For several months, my wife and I looked forward to seeing the new X Files movie. Having bought and watched the entire nine seasons of the series (including the first movie) on DVD as a substitute for going to the theater – and lately, on our second round of watching, subscribing to cable – we were hooked on the endearing if quirky characters, finely drawn plots, and both thought-provoking and entertaining themes. Now it’s all we can do to try to forget the latest installment and hope for something more fulfilling in the future.
Reportedly, creator Chris Carter wanted to make a standalone movie that required no previous knowledge of the series, harkening back to the spirit of the earliest episodes. What he came up with was a two hour version of what might have been the worst of the series’ 45-minute episodes. The main characters were caricatures of the ones we knew; and instead of carrying the arc of the last set of episodes forward, “fighting the future” of an imminent alien takeover, they inexplicably acted as though it had all been just part of one character’s obsession.

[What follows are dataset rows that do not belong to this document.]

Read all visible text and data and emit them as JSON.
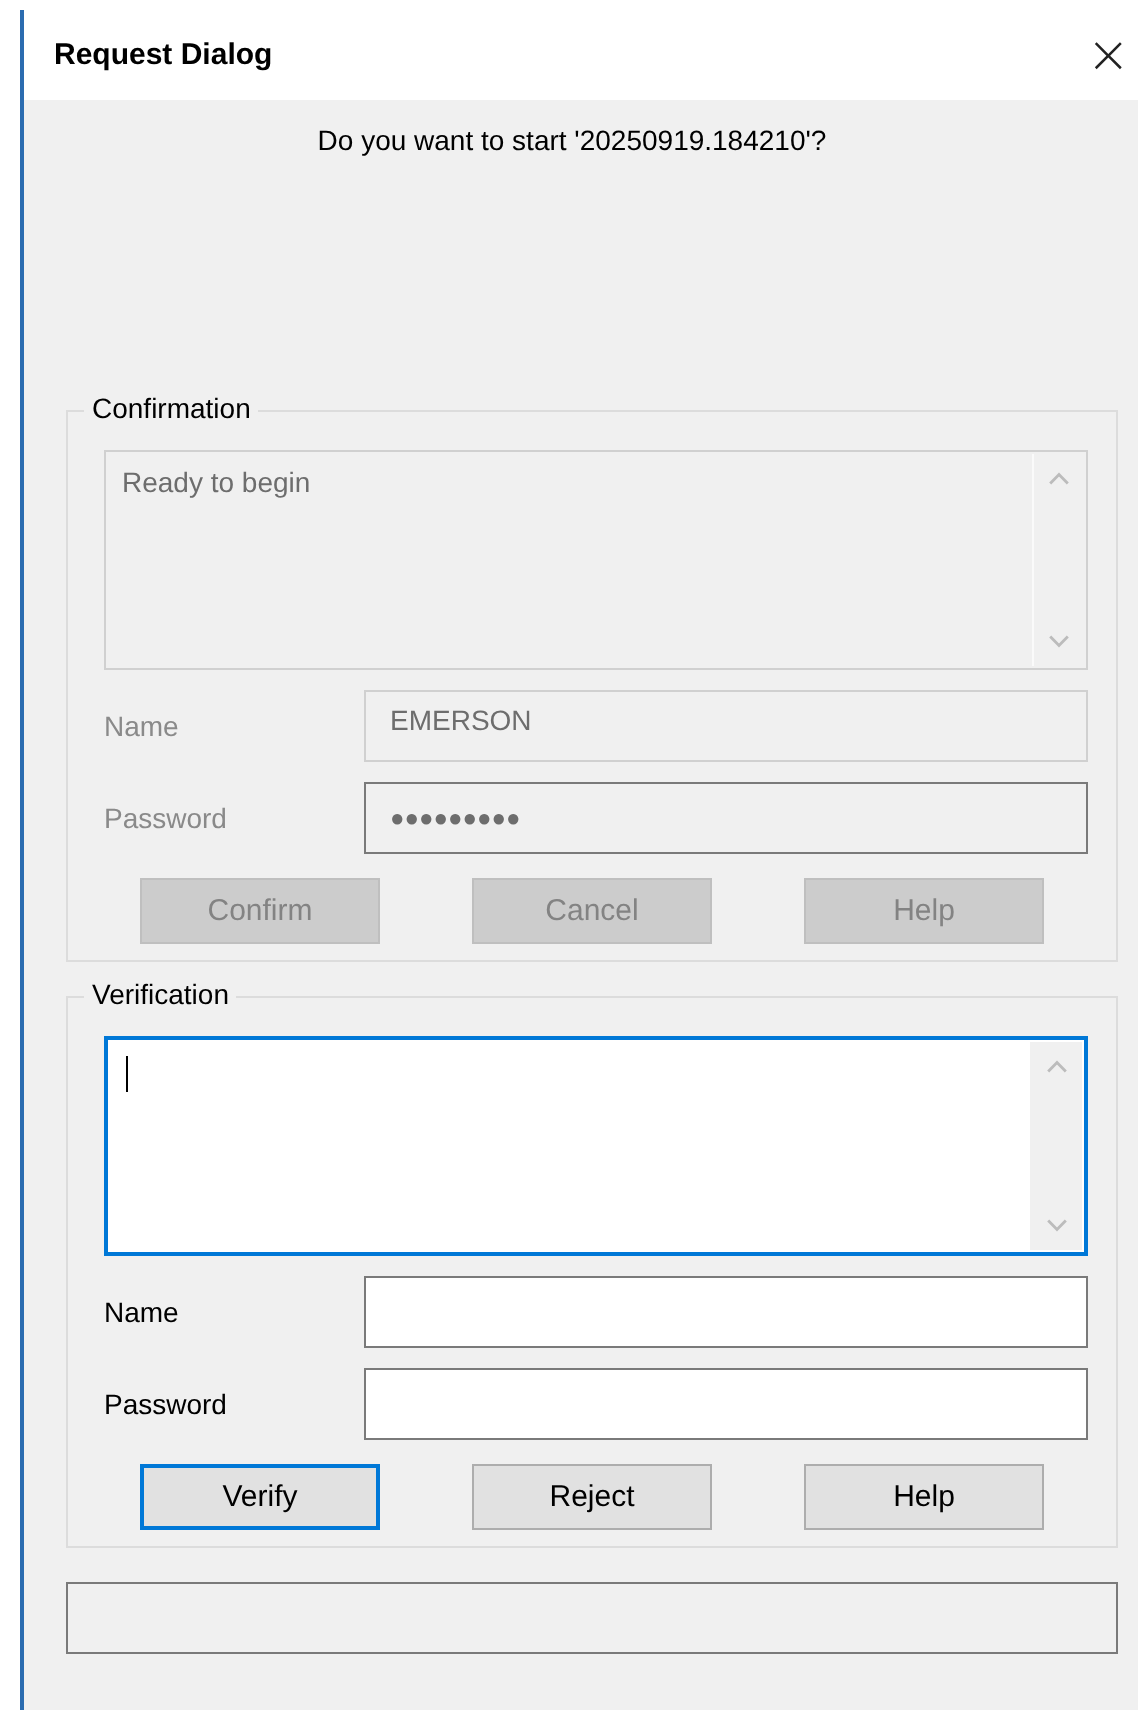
{
  "window": {
    "title": "Request Dialog",
    "close": "×"
  },
  "message": "Do you want to start '20250919.184210'?",
  "groups": [
    {
      "title": "Confirmation",
      "enabled": false,
      "notes": {
        "value": "Ready to begin",
        "focused": false
      },
      "name": {
        "label": "Name",
        "value": "EMERSON"
      },
      "password": {
        "label": "Password",
        "value": "●●●●●●●●●"
      },
      "buttons": [
        {
          "label": "Confirm",
          "default": false
        },
        {
          "label": "Cancel",
          "default": false
        },
        {
          "label": "Help",
          "default": false
        }
      ]
    },
    {
      "title": "Verification",
      "enabled": true,
      "notes": {
        "focused": true
      },
      "name": {
        "label": "Name"
      },
      "password": {
        "label": "Password"
      },
      "buttons": [
        {
          "label": "Verify",
          "default": true
        },
        {
          "label": "Reject",
          "default": false
        },
        {
          "label": "Help",
          "default": false
        }
      ]
    }
  ]
}
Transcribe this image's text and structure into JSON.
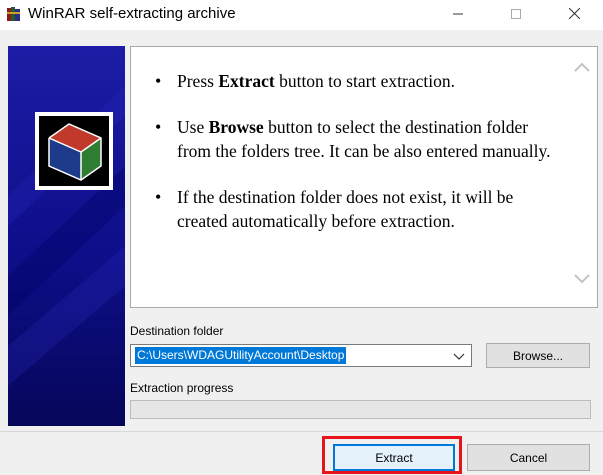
{
  "window": {
    "title": "WinRAR self-extracting archive",
    "icon": "winrar-books-icon",
    "controls": {
      "minimize_icon": "minimize-icon",
      "maximize_icon": "maximize-icon",
      "close_icon": "close-icon"
    }
  },
  "side_panel": {
    "logo_icon": "winrar-box-logo-icon",
    "background_color": "#0e0e8a"
  },
  "info": {
    "bullets": [
      {
        "pre": "Press ",
        "bold": "Extract",
        "post": " button to start extraction."
      },
      {
        "pre": "Use ",
        "bold": "Browse",
        "post": " button to select the destination folder from the folders tree. It can be also entered manually."
      },
      {
        "pre": "",
        "bold": "",
        "post": "If the destination folder does not exist, it will be created automatically before extraction."
      }
    ],
    "scroll_up_icon": "chevron-up-icon",
    "scroll_down_icon": "chevron-down-icon"
  },
  "destination": {
    "label": "Destination folder",
    "value": "C:\\Users\\WDAGUtilityAccount\\Desktop",
    "dropdown_icon": "chevron-down-icon",
    "browse_label": "Browse..."
  },
  "progress": {
    "label": "Extraction progress",
    "value": 0
  },
  "buttons": {
    "extract_label": "Extract",
    "cancel_label": "Cancel"
  },
  "colors": {
    "selection": "#0078d7",
    "highlight": "#e8141b",
    "panel_blue": "#0e0e8a"
  }
}
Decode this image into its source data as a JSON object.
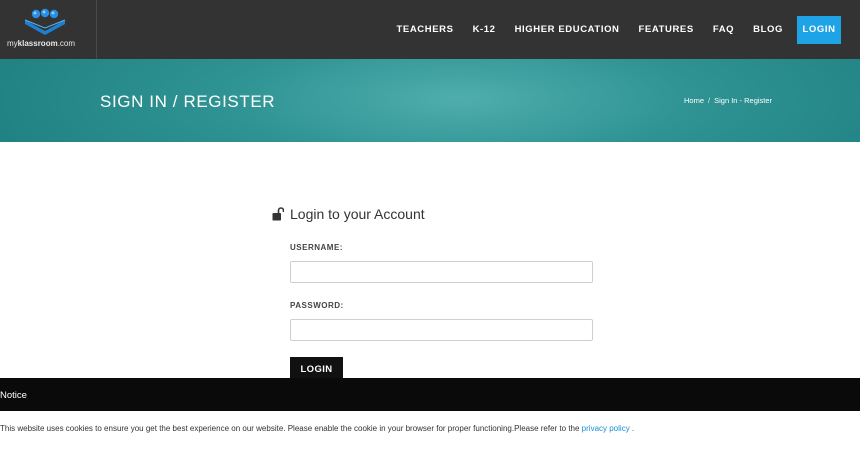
{
  "header": {
    "logo_text_prefix": "my",
    "logo_text_bold": "klassroom",
    "logo_text_suffix": ".com",
    "nav": [
      {
        "label": "TEACHERS"
      },
      {
        "label": "K-12"
      },
      {
        "label": "HIGHER EDUCATION"
      },
      {
        "label": "FEATURES"
      },
      {
        "label": "FAQ"
      },
      {
        "label": "BLOG"
      }
    ],
    "login_label": "LOGIN"
  },
  "banner": {
    "title": "SIGN IN / REGISTER",
    "breadcrumb_home": "Home",
    "breadcrumb_sep": "/",
    "breadcrumb_current": "Sign In - Register"
  },
  "login": {
    "title": "Login to your Account",
    "username_label": "USERNAME:",
    "username_value": "",
    "password_label": "PASSWORD:",
    "password_value": "",
    "submit_label": "LOGIN"
  },
  "notice": {
    "title": "Notice",
    "text": "This website uses cookies to ensure you get the best experience on our website. Please enable the cookie in your browser for proper functioning.Please refer to the ",
    "link": "privacy policy",
    "text_end": " ."
  },
  "colors": {
    "header_bg": "#333333",
    "accent": "#1ea3e6",
    "banner": "#2f9393",
    "notice_bg": "#0a0a0a"
  },
  "icons": [
    "logo-icon",
    "lock-open-icon"
  ]
}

With as many resources as it takes to make and market a movie in theaters these days, not to mention how much it costs people to attend it, the story better be compelling, worth telling, and the implementation artistically well done. All but one of the reviewers whose opinions I consulted after watching The X Files: I Want to Believe agreed with my assessment that this movie met neither of these criteria.I blame the movie’s mediocre quality, in part, on the trend that seems to have engulfed so much of news and entertainment these days: the targeting of the least informed and least critical members of the public. This may sound arrogant, but I believe as my parents’ generation did, that our culture should set a high bar for all of the people who share it, forcing us all to grow toward something better. When the economic principle of serving demand invades every aspect of our lives, we are pre-empted from getting higher quality than we can currently imagine, ultimately diminishing our lives along with our expectations.